Serge Vandercam’s L’Echo, 1970 (gouache on paper, 43 ½ x 28 ½ in.) and Glancing Times (Les Temps des regards),1970, (oil on canvas, 51 x 38 1/4 in.) are the newest additions to NSU Art Museum’s renowned collection of Cobra art of the post-World War II period created by artists from Copenhagen, Brussels and Amsterdam. During a visit to Denmark’s Jutland Peninsula in 1962, Copenhagen-born Vandercam learned about Tollund Man, a mummified body from the 4th century BC, that was discovered with facial features intact. Vandercam was fascinated by the preserved body that had seemingly risen from the dead and based much of his subsequent work on it. The ghost-like figure in these two paintings emerges from the dark to stare at the viewer, showing as the artist noted “the mask of man, and at the same time reveal in the image of what man is like without the mask.” The work is a gift of Stéphane Janssen.
About NSU Art Museum Fort Lauderdale: Celebrating 60 Years
Celebrating its 60th anniversary in 2018, NSU Art Museum Fort Lauderdale provides exceptional learning and inspirational opportunities through access to works of the highest level of artistic expression. The Museum is housed in an 83,000-square foot modernist building designed by Edward Larrabee Barnes, and is located in the heart of the city’s downtown riverfront. Under the helm of Director and Chief Curator Bonnie Clearwater, the Museum is a leader in the visual arts and a vibrant cultural resource serving South Florida and national and international audiences. In 2008, the Art Museum became part of Nova Southeastern University, one of the largest private research universities in the United States. AutoNation, the country’s largest automotive retailer, presents a year of 60th anniversary programming.

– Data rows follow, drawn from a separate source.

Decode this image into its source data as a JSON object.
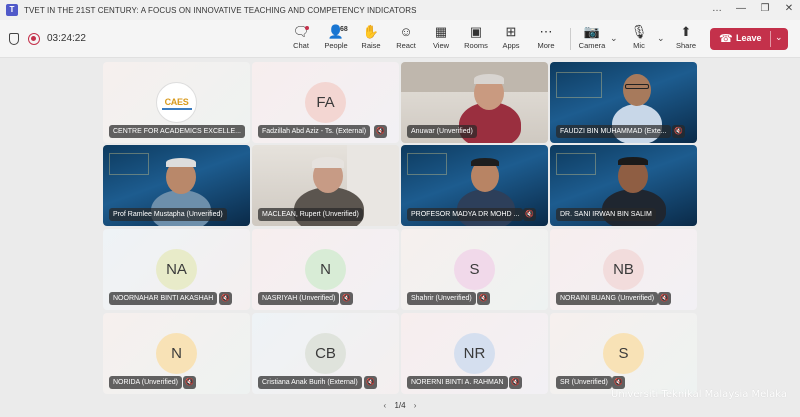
{
  "window": {
    "title": "TVET IN THE 21ST CENTURY: A FOCUS ON INNOVATIVE TEACHING AND COMPETENCY INDICATORS",
    "controls": [
      "…",
      "—",
      "❐",
      "✕"
    ]
  },
  "meeting": {
    "timer": "03:24:22"
  },
  "toolbar": {
    "chat": "Chat",
    "people": "People",
    "people_count": "68",
    "raise": "Raise",
    "react": "React",
    "view": "View",
    "rooms": "Rooms",
    "apps": "Apps",
    "more": "More",
    "camera": "Camera",
    "mic": "Mic",
    "share": "Share",
    "leave": "Leave"
  },
  "participants": [
    {
      "name": "CENTRE FOR ACADEMICS EXCELLE...",
      "logo_text": "CAES",
      "type": "logo"
    },
    {
      "name": "Fadzillah Abd Aziz - Ts. (External)",
      "initials": "FA",
      "avatar_color": "#f3d6d2",
      "type": "avatar"
    },
    {
      "name": "Anuwar (Unverified)",
      "type": "video"
    },
    {
      "name": "FAUDZI BIN MUHAMMAD (Exte...",
      "type": "video"
    },
    {
      "name": "Prof Ramlee Mustapha (Unverified)",
      "type": "video"
    },
    {
      "name": "MACLEAN, Rupert (Unverified)",
      "type": "video"
    },
    {
      "name": "PROFESOR MADYA DR MOHD ...",
      "type": "video"
    },
    {
      "name": "DR. SANI IRWAN BIN SALIM",
      "type": "video"
    },
    {
      "name": "NOORNAHAR BINTI AKASHAH",
      "initials": "NA",
      "avatar_color": "#e8ebc9",
      "type": "avatar"
    },
    {
      "name": "NASRIYAH (Unverified)",
      "initials": "N",
      "avatar_color": "#d8ecd6",
      "type": "avatar"
    },
    {
      "name": "Shahrir (Unverified)",
      "initials": "S",
      "avatar_color": "#f1d9ea",
      "type": "avatar"
    },
    {
      "name": "NORAINI BUANG (Unverified)",
      "initials": "NB",
      "avatar_color": "#f2dcdc",
      "type": "avatar"
    },
    {
      "name": "NORIDA (Unverified)",
      "initials": "N",
      "avatar_color": "#f8e2b6",
      "type": "avatar"
    },
    {
      "name": "Cristiana Anak Burih (External)",
      "initials": "CB",
      "avatar_color": "#dfe3dc",
      "type": "avatar"
    },
    {
      "name": "NORERNI BINTI A. RAHMAN",
      "initials": "NR",
      "avatar_color": "#d5dfef",
      "type": "avatar"
    },
    {
      "name": "SR (Unverified)",
      "initials": "S",
      "avatar_color": "#f8e2b6",
      "type": "avatar"
    }
  ],
  "pager": {
    "label": "1/4",
    "prev": "‹",
    "next": "›"
  },
  "watermark": "Universiti Teknikal Malaysia Melaka",
  "colors": {
    "leave": "#c4314b",
    "recording": "#c4314b"
  }
}
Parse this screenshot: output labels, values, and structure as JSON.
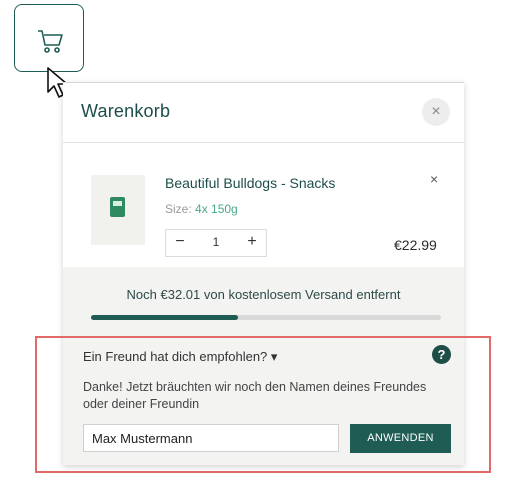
{
  "cart": {
    "title": "Warenkorb",
    "close_symbol": "×"
  },
  "item": {
    "name": "Beautiful Bulldogs - Snacks",
    "size_label": "Size:",
    "size_value": "4x 150g",
    "quantity": "1",
    "minus": "−",
    "plus": "+",
    "price": "€22.99",
    "remove_symbol": "×"
  },
  "shipping": {
    "text": "Noch €32.01 von kostenlosem Versand entfernt",
    "progress_fraction": 0.42
  },
  "referral": {
    "question": "Ein Freund hat dich empfohlen? ▾",
    "help_symbol": "?",
    "thanks": "Danke! Jetzt bräuchten wir noch den Namen deines Freundes oder deiner Freundin",
    "input_value": "Max Mustermann",
    "apply_label": "ANWENDEN"
  },
  "colors": {
    "brand": "#1f5d54",
    "highlight": "#e06969"
  }
}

A collecting institution since 1959, NSU Art Museum’s permanent collection was established with acquisitions of 19th and 20th Century American and European paintings and sculpture, Oceanic, African, Pre-Columbian and Native American art. Today, among its most notable holdings is the largest collection of Cobra art by the avant-garde post-World War II artists of Copenhagen, Brussels and Amsterdam in the U.S.; the world’s largest collection of works by American painter and Ashcan School founder William Glackens (1870-1938); strong collections of works by Latin American and Cuban artists of the 20th century; and contemporary paintings, sculpture, video, installations, and drawings with an emphasis on women and multicultural artists. Two scholarly research centers complement the collections: The Dr. Stanley and Pearl Goodman Latin American Art Study Center and the William J. Glackens Study Center.
Exhibitions and programs at NSU Art Museum Fort Lauderdale are made possible in part by a challenge grant from the David and Francie Horvitz Family Foundation. Funding is also provided by Wege Foundation, Nova Southeastern University, Hudson Family Foundation, Broward County Board of County Commissioners as recommended by the Broward Cultural Council and Greater Fort Lauderdale Convention & Visitors Bureau, the State of Florida, Department of State, Division of Cultural Affairs and the Florida Council on Arts and Culture. NSU Art Museum is accredited by the American Alliance of Museums.